if it is unintentional or undefined.
Baly: I would probably repair electronics.
Katharina: Listen to and record all of the other noises around. Oh
and camera work.
7. What was the last record/music you bought?
Tara: Audrey Chen’s ‘Runt Vigor’.
Baly: Angkanang Kunchai’s ‘Isan Lam Plearn’.
Katharina: Film I saw: Edward Yang’s ‘Yi Yi’ (definitely on my extended favorites list)
8. Who would you most like to collaborate with?
Tara: Does Nguyễn Baly count?
Baly: Gayatri Chakravorty Spivak.
Katharina: PJ Harvey
9. What was your best gig (as performer or spectator)?

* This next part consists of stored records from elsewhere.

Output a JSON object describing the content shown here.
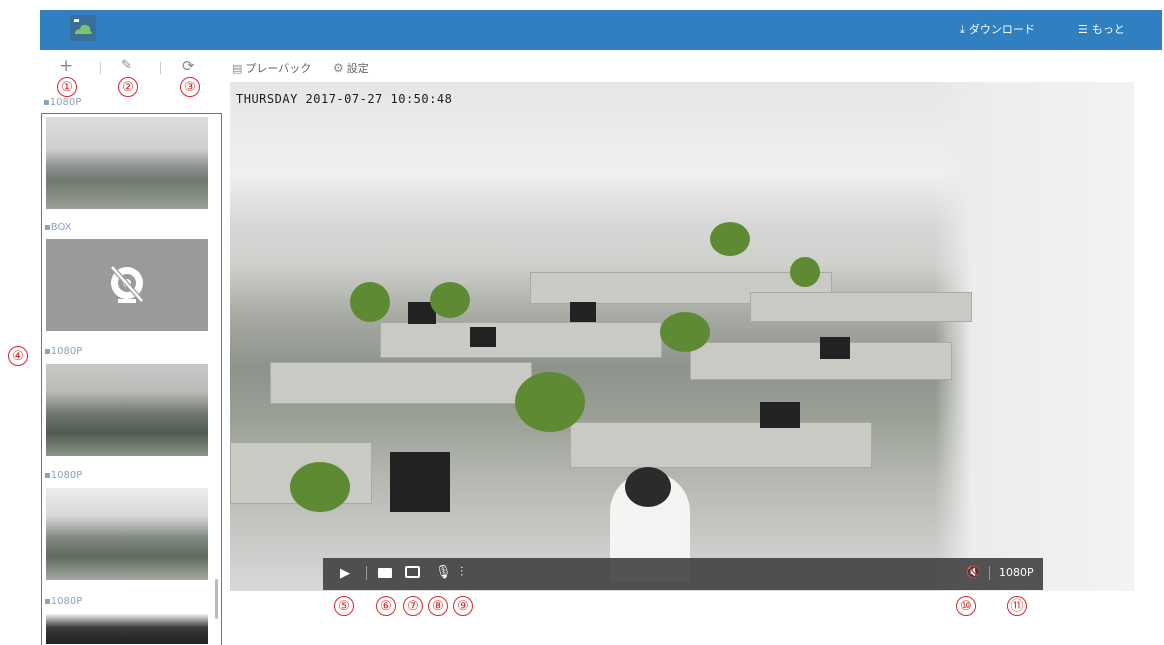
{
  "header": {
    "download_label": "ダウンロード",
    "more_label": "もっと",
    "bar_color": "#2f7fc1"
  },
  "toolbar": {
    "add_icon": "plus-icon",
    "edit_icon": "edit-icon",
    "refresh_icon": "refresh-icon",
    "playback_label": "プレーバック",
    "settings_label": "設定"
  },
  "callouts": {
    "n1": "①",
    "n2": "②",
    "n3": "③",
    "n4": "④",
    "n5": "⑤",
    "n6": "⑥",
    "n7": "⑦",
    "n8": "⑧",
    "n9": "⑨",
    "n10": "⑩",
    "n11": "⑪"
  },
  "sidebar": {
    "cameras": [
      {
        "label": "1080P",
        "status": "online"
      },
      {
        "label": "BOX",
        "status": "offline"
      },
      {
        "label": "1080P",
        "status": "online"
      },
      {
        "label": "1080P",
        "status": "online"
      },
      {
        "label": "1080P",
        "status": "online"
      }
    ]
  },
  "video": {
    "timestamp": "THURSDAY 2017-07-27 10:50:48",
    "resolution": "1080P"
  },
  "controls": {
    "icons": [
      "play-icon",
      "record-icon",
      "snapshot-icon",
      "microphone-icon",
      "adjust-icon",
      "mute-icon"
    ]
  },
  "colors": {
    "callout": "#d9282b",
    "sidebar_border": "#e04848"
  }
}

Tara: Wouldn’t say any were the best per se. But if one special experience comes to mind, it is the night I was lucky enough to perform with Jenny Quỳnh Phương and Nguyễn Thiện Phúc. These two lovelies work doing very risky performances with fire in the middle of the streets of Ho Chi Minh City. They drive on their motorbikes loaded with a large sound system on the back, through the city looking for spots to stop and perform, after each performance they will go through the crowds of spectators to sell homemade peanut candy, this was their job and I was basically just following them around to provide music for their performances that night hence being both performer and spectator!
Baly: I think our best performance was recently at Serralves in Porto. We were presenting our work ‘Bird Bird, Touch Touch, Sing Sing’ there. After developing this work for over a year, I felt that with every presentation, it feels somewhat more and more closer to the impossibility of completion. Specific to this performance, I definitely felt Tara and me were more synchronized than before and also in tune with the public.
Katharina: With my electronic duo plümmo at Golden Pudel Club Hamburg, not too many people but really smooth set and Nikae and Ratkat did a DJ set afterwards which was the best dancing in a long time.
10. How important is technology to your creative process?
Tara: Hmmmmm, depends how we define technology? I would say it is an element of consideration but isn’t paramount if we define technology as something that is new, latest, bleeding edge.
Baly: Since we’re working with modular synthesizers, technology somehow plays a role in our creative process but I’m not sure if I would say that technology would be important for us.
Katharina: I work with computers a lot and am not too happy about it, but it’s all very useful of course, also video and audio recording devices, microphones etc. What we produce, also in art, depends on which tools or technology we use to work on it, it influences the product but also how we think about or approach things.
11. Do you have siblings and how do they feel about your career/art?
Tara: Yes I have a sister who works as a nurse. I guess she’s ambivalent about my art/career.
Baly: I have two sisters and a brother and all of them are happy for me that I can do what I want, I guess.
Katharina: I have two sisters and a brother who each work and study different things, we are in a way much alike, also each one creative in their field. How they feel about it not sure but I assume they’re fine with it.
Nguyễn + Transitory and Katharina Hauke will be presenting ‘Hi Hi Future, Bye Bye (Attempts at Unbecoming in a Post-Futurist Landscape)’, a site-specific audio-visual work inspired by the poem ‘My mother was my first country, the first place I ever lived’ by Nayyirah Waheed at the Future Soundscapes festival at silent green Betonhalle + Kuppelhalle on Sunday, 13th October.
Photo © Nguyễn + Transitory